By Garth Bernard, principal, Retirement Income Solutions Enterprise, Inc.
In recent times there have been premature reports of the demise of annuitization, but has anyone truly studied the history of annuitization with the aim of understanding where we’ve come from and how far we’ve come as an industry?
I was reminded of what is at stake when I came across an article in the Times Magazine of July 2, 1956, “Insurance Companies are Pro and Con”.
This fascinating history lesson describes a developing row over “variable annuities”, then the new kid on the block, having been pioneered by CREF in 1952. Various companies weighed in then, including “the world’s biggest insurance company”, Metropolitan Life, which was against, and Prudential Insurance, who weighed in heavily for the new idea. Even then, there was recognition of the retirement opportunity and the interests of “our retired people” which was the context of the debate.
The NASD and the mutual fund industry were opposed to the idea. The NYSE was also opposed and questioned why the insurance industry should enjoy such “unfair” tax advantages compared to the investment industry.

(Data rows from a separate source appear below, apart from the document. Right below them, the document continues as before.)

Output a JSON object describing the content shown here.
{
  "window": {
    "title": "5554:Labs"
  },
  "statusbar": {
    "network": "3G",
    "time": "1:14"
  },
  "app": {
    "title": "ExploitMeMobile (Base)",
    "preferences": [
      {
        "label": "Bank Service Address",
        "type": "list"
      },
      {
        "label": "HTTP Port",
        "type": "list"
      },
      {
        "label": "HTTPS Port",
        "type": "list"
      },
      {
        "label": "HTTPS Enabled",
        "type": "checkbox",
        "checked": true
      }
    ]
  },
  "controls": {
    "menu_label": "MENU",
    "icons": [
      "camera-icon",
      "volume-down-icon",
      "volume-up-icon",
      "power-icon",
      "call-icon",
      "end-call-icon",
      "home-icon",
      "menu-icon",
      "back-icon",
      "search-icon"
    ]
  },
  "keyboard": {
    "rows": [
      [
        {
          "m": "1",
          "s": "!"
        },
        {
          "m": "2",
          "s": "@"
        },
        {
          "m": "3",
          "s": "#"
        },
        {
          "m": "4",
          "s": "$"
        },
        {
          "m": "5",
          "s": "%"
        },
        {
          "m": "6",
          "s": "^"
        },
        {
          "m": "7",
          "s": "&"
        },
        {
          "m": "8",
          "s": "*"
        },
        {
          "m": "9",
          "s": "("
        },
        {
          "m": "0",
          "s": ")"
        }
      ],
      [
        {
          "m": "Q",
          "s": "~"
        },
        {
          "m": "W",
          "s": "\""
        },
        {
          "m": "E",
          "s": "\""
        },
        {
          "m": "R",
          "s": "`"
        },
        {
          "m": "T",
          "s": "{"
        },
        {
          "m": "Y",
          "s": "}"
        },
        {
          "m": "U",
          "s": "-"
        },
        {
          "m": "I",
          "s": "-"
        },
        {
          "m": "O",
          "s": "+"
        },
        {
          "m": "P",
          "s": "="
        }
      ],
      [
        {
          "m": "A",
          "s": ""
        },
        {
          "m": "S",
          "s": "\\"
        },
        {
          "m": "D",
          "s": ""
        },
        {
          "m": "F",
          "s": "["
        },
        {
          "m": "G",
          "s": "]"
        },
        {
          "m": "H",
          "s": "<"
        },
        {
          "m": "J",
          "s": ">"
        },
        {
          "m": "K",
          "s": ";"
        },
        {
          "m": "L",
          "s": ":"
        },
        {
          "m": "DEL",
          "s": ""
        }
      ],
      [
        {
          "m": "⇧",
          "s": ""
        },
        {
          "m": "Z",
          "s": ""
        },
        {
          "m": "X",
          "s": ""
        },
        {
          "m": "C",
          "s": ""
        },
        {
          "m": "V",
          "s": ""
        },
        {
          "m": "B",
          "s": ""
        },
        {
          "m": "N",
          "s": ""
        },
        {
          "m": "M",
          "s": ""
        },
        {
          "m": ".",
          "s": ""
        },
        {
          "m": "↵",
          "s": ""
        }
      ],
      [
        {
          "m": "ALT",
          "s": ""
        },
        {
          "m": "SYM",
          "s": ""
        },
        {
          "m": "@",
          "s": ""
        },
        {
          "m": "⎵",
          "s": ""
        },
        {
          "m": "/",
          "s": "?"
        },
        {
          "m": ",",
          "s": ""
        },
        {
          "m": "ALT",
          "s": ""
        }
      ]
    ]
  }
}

The SEC provided some commentary, and the State Insurance Departments were absent (at least not quoted in the article). If you read the article without referring to the date, you would think this article was written in recent times (although certain cultural norms common for the time would have been a dead giveaway).

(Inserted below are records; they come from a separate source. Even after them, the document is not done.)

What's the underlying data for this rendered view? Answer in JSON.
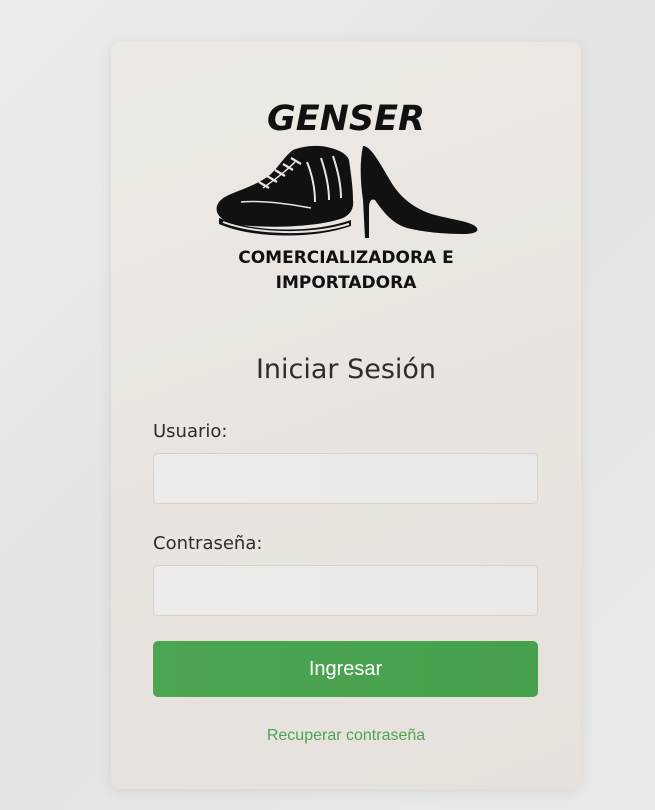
{
  "logo": {
    "brand": "GENSER",
    "subtitle_line1": "COMERCIALIZADORA E",
    "subtitle_line2": "IMPORTADORA",
    "icons": [
      "sneaker-icon",
      "high-heel-icon"
    ]
  },
  "form": {
    "title": "Iniciar Sesión",
    "username_label": "Usuario:",
    "username_value": "",
    "password_label": "Contraseña:",
    "password_value": "",
    "submit_label": "Ingresar",
    "recover_link": "Recuperar contraseña"
  },
  "colors": {
    "accent": "#4ca552",
    "card_background": "#ebe6e1",
    "page_background": "#e8e8e8"
  }
}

While the article is clearly describing the “birth” of the variable annuity, it may not be apparent from the brief description in the above paragraphs that that article in not referring to what is typically understood today by the term “variable annuity.” In fact, the most enlightening lesson in this look-back at history was the fact that throughout the article, the word “annuity” was explicitly and commonly understood then to mean the income stream and the “variable annuity” vehicle starring in the article was an immediate variable annuity, or the variable version of the immediate fixed annuity or SPIA. In other words, the word “annuity,” without a qualifier, meant “immediate annuity!”
In addition, the change in the landscape since 1956 is interesting to observe. MetLife, then the leading critic of variable annuities, is now a market leader in the sale of (deferred) variable annuities with a guaranteed income benefit rooted in annuitization and a leading innovator of (immediate) variable and fixed annuities. Prudential, then the leading supporter of the immediate variable annuity, does not market an immediate variable annuity today, but is focused primarily on deferred variable annuities with withdrawal guarantee features.
What will they say in the year 2060?
The article was written over 52 years ago – not that long ago when you think about it – but how soon we forget. This window into history and the point in time when variable annuities were born provides two important perspectives. First, if anyone suggests that annuitization is not a viable option, educate them about this slice of history, when annuities meant annuitization, and they appeared to be quite desirable in both fixed and variable form. Second, there is no reason that we should not look back in 2060 through a window to today’s era and see the “rebirth” of annuitization. The point is that we must never forget our history and our roots.
What is called for is a return to the basics, including the use of simple examples that make truths about annuitization more self-evident to advisors and consumers. The insurance industry needs more champions of annuitization who can provide the schooling and lessons that are desperately needed by the audiences who stand the most to gain from it – retirees and pre-retirees who are otherwise without hope that their retirement goals can be met, and the advisors who can make a big difference in their clients’ chances of retirement success.
So in 2060, how will our era be described? Will they look back through that window and say that it was the era of the rebirth of annuitization, or will they say, we forgot our own history and missed one of the greatest opportunities ever presented to the insurance industry to capitalize on its unique franchise to underwrite mortality? Only time will tell.
But perhaps, the new era of “annuity” rebirth has indeed already started today. Despite all of the obstacles, both real and perceived, advisors are increasingly discovering the power of annuitization and income annuities as part of a more effective retirement plan. Income annuities include immediate fixed annuities, immediate variable annuities and deferred income annuities (such as deferred period certain annuities and longevity insurance).) There are several leading advisors, pioneers in their own right, who have seen the light and are changing the face of retirement planning as we know it by using annuitization and income annuities, in addition to accumulation vehicles such as deferred annuities and investments. In addition, there are a few insurance companies – such as New York Life, Mass Mutual, Lincoln National, MetLife and Hartford Life – who are leaders in promoting annuitization by providing innovative income annuity products along with sales that prove the desirability of annuitization.
We should light the path forward, enlighten the way, and provide encouragement to leaders who defy the conventional wisdom of those who have forgotten our annuity roots and do what the majority today say cannot be done. As Samuel Adams (1722-1803) once said, “It does not take a majority to prevail, but rather an irate, tireless minority keen on setting brush fires in people’s minds.”